EXCERPTED RECORDS:
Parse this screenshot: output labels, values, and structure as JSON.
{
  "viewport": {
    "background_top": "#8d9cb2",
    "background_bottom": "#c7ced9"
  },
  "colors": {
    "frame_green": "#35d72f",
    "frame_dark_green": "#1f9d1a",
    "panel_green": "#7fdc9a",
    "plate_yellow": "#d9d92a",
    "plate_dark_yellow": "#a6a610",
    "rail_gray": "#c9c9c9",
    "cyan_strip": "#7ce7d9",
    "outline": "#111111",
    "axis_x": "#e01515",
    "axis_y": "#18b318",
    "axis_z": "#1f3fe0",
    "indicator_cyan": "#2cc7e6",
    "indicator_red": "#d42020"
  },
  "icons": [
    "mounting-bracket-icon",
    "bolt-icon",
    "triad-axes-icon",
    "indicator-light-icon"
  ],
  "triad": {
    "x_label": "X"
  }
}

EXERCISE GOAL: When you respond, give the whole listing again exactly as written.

TASK OUTPUT:
Parse this screenshot: output labels, values, and structure as JSON.
{
  "viewport": {
    "background_top": "#8d9cb2",
    "background_bottom": "#c7ced9"
  },
  "colors": {
    "frame_green": "#35d72f",
    "frame_dark_green": "#1f9d1a",
    "panel_green": "#7fdc9a",
    "plate_yellow": "#d9d92a",
    "plate_dark_yellow": "#a6a610",
    "rail_gray": "#c9c9c9",
    "cyan_strip": "#7ce7d9",
    "outline": "#111111",
    "axis_x": "#e01515",
    "axis_y": "#18b318",
    "axis_z": "#1f3fe0",
    "indicator_cyan": "#2cc7e6",
    "indicator_red": "#d42020"
  },
  "icons": [
    "mounting-bracket-icon",
    "bolt-icon",
    "triad-axes-icon",
    "indicator-light-icon"
  ],
  "triad": {
    "x_label": "X"
  }
}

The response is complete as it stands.